Element data from apps and pages

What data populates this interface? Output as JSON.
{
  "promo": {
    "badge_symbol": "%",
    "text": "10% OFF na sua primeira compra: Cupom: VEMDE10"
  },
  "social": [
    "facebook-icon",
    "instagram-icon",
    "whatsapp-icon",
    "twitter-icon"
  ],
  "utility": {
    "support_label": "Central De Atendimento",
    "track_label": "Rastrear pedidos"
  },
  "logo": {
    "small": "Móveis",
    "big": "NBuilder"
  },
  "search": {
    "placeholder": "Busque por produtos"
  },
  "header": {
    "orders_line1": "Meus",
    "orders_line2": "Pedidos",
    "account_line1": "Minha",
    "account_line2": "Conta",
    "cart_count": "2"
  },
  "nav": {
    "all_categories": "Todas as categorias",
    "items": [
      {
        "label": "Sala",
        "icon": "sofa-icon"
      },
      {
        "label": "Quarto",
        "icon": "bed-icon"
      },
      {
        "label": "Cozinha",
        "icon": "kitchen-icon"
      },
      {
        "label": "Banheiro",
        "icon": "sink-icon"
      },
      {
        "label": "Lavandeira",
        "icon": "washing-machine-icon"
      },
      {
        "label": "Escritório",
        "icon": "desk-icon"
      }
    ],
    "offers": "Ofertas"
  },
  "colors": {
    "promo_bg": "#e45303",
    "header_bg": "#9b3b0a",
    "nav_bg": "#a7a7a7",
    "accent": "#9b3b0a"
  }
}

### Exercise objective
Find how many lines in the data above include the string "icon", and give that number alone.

### Task result
10